> **Entries supplied**:
[Start of Attachment]

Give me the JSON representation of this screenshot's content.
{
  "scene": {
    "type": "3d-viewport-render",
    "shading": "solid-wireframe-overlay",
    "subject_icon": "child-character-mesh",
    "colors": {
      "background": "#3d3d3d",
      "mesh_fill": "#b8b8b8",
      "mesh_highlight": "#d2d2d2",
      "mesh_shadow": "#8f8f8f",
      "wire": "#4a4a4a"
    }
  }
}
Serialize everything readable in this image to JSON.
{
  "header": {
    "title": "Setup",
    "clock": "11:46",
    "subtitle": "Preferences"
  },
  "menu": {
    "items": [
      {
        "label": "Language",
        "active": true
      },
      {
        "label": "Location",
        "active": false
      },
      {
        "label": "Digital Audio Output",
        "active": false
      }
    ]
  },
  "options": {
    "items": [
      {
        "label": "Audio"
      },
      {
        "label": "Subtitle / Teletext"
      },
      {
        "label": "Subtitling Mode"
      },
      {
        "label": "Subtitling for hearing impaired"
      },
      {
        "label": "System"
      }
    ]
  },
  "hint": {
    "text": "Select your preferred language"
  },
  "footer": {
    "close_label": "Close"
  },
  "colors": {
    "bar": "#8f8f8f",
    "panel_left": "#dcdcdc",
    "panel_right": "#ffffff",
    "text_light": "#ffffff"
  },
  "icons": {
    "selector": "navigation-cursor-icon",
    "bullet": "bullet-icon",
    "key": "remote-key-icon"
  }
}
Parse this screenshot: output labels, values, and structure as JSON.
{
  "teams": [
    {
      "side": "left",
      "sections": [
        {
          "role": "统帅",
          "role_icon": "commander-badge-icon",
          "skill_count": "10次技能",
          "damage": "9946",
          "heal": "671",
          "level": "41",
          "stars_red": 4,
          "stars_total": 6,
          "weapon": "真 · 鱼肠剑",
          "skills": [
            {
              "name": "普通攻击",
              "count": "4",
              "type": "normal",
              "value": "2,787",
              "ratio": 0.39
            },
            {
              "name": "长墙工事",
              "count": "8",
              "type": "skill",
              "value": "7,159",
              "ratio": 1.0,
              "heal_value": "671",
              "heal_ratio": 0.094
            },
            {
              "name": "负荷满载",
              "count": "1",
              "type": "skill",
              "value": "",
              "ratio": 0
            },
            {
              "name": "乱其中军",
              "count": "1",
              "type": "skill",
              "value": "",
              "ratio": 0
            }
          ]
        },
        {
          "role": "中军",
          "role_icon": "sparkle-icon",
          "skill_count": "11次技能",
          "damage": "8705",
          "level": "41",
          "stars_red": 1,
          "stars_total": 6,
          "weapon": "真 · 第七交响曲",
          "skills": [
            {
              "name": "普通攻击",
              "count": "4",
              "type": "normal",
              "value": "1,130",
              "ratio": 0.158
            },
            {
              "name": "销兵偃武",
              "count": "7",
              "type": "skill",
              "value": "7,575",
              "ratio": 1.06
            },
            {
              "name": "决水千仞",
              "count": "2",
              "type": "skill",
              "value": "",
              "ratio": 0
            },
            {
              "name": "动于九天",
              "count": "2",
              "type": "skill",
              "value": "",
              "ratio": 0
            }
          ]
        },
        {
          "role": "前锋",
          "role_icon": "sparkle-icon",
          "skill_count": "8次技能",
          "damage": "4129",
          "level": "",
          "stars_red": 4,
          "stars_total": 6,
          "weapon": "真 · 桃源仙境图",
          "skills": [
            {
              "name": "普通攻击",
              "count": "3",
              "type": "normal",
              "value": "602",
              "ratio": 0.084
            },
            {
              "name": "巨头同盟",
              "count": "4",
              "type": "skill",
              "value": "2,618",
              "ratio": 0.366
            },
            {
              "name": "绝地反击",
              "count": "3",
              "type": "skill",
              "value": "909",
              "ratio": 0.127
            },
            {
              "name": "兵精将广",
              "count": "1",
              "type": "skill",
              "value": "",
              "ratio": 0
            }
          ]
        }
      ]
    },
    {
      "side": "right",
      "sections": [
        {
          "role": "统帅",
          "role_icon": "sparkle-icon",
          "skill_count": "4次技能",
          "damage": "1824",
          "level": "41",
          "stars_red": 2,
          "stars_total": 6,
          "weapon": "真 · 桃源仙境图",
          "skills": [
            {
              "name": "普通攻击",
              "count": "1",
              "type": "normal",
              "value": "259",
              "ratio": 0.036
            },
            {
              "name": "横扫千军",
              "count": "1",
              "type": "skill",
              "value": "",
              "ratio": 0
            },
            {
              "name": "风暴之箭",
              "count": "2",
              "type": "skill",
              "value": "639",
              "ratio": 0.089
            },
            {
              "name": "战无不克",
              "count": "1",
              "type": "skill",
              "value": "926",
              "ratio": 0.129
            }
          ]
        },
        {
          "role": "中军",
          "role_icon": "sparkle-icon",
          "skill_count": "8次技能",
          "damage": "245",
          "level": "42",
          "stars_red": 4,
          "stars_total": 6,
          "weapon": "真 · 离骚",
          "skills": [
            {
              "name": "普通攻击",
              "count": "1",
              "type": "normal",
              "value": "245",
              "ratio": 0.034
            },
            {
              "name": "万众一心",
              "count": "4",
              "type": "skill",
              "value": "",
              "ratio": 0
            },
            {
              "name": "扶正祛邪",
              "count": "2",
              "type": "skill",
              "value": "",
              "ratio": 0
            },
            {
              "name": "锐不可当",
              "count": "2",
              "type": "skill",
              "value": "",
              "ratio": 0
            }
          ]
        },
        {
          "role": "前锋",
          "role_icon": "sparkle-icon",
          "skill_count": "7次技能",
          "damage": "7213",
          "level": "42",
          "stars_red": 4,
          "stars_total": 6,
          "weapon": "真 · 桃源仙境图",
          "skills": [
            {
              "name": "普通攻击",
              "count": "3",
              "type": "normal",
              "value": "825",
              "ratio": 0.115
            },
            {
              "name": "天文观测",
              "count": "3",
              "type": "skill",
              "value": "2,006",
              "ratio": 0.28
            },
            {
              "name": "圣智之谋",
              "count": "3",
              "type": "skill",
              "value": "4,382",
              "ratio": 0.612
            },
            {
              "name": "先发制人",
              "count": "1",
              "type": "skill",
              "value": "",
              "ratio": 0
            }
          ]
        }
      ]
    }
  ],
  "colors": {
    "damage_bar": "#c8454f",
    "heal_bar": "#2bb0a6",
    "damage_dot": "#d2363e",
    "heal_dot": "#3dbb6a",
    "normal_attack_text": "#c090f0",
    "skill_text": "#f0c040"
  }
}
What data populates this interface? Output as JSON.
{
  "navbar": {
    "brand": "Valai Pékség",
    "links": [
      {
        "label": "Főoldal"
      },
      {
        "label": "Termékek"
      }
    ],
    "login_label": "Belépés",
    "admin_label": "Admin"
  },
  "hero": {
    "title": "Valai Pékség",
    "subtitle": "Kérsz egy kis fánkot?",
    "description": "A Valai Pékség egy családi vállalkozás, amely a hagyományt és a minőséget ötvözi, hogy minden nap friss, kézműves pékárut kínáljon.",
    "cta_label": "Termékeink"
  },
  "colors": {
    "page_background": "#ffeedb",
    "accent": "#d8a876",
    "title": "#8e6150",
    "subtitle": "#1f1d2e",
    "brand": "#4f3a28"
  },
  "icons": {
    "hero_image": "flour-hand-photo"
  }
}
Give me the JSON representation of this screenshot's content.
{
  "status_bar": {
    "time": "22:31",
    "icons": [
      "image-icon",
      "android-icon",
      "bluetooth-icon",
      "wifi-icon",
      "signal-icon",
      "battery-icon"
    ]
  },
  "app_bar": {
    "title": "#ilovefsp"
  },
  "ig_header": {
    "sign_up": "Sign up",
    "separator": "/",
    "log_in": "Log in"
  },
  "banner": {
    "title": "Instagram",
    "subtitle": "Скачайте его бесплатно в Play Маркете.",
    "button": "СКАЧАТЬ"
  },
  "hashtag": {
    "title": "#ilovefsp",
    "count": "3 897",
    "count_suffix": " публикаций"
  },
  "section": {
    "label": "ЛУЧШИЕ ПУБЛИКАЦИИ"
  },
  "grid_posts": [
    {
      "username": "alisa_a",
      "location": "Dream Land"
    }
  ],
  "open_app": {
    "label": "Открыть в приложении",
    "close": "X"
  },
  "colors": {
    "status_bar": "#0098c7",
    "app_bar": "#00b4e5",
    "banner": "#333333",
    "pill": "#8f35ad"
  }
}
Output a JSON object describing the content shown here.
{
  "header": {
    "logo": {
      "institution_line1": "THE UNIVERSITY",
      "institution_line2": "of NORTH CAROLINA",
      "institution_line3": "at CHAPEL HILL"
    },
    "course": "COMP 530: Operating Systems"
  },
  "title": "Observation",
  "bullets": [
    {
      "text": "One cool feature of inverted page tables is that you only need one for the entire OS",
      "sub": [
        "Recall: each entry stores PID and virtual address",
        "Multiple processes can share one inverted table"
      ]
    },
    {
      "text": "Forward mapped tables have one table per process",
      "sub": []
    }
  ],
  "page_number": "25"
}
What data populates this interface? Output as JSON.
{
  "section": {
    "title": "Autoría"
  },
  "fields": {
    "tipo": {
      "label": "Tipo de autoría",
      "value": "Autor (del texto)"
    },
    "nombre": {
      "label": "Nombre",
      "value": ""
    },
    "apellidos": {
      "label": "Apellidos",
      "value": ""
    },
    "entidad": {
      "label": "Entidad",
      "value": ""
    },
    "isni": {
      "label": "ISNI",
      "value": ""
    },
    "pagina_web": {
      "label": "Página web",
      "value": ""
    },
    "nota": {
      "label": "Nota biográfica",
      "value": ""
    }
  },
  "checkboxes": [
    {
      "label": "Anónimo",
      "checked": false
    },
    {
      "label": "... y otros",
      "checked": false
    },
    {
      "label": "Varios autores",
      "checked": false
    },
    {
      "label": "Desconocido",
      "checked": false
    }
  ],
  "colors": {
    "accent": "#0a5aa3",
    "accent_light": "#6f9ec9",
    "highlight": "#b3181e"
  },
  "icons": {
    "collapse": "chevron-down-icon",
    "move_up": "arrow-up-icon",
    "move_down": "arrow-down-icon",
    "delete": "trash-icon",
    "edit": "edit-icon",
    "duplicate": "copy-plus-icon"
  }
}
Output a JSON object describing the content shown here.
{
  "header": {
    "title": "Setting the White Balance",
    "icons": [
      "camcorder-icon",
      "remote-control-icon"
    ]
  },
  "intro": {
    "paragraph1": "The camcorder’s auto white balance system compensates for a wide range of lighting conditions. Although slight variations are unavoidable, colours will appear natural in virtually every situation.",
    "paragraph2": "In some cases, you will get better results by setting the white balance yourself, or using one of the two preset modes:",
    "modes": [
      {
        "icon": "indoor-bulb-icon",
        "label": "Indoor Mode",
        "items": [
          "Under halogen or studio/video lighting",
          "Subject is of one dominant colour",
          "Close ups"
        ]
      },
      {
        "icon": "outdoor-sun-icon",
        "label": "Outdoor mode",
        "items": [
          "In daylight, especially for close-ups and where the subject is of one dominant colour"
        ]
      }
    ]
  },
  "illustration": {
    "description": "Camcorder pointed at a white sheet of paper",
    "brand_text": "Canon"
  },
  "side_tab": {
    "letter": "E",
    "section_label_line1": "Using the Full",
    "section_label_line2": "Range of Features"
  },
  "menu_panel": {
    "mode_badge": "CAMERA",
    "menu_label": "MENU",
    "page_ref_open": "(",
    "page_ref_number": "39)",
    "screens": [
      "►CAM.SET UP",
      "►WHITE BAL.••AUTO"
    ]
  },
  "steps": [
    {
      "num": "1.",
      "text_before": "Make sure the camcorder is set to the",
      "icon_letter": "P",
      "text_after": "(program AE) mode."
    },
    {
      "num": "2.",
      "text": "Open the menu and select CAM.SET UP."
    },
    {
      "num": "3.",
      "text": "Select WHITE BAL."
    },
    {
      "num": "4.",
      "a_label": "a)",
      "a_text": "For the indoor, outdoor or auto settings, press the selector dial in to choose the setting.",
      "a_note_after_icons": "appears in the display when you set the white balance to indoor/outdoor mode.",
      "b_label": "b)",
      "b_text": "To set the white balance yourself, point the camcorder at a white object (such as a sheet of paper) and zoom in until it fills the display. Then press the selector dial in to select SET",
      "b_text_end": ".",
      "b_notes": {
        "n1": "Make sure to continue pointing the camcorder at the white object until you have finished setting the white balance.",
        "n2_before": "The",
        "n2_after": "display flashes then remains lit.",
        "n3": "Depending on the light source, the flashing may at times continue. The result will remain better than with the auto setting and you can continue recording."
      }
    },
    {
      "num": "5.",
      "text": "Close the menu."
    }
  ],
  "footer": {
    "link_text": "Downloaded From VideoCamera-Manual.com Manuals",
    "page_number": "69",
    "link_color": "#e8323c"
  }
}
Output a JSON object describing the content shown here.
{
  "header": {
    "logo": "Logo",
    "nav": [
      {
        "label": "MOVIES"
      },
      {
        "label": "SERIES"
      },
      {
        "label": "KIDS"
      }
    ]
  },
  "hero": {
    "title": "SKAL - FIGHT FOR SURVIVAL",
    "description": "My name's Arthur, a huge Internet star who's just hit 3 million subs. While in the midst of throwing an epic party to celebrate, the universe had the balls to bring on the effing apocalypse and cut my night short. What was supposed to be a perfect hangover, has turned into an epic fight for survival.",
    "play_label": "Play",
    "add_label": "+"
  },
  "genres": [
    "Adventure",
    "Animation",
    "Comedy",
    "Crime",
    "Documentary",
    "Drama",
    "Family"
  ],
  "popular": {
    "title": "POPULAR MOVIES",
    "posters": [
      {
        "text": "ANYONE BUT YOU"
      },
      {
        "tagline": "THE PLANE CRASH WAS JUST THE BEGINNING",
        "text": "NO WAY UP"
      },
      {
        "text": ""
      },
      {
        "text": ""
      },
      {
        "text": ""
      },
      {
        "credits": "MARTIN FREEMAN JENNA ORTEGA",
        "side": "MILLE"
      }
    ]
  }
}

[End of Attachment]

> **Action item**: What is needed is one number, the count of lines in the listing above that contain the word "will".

> **Result for this exercise**: 3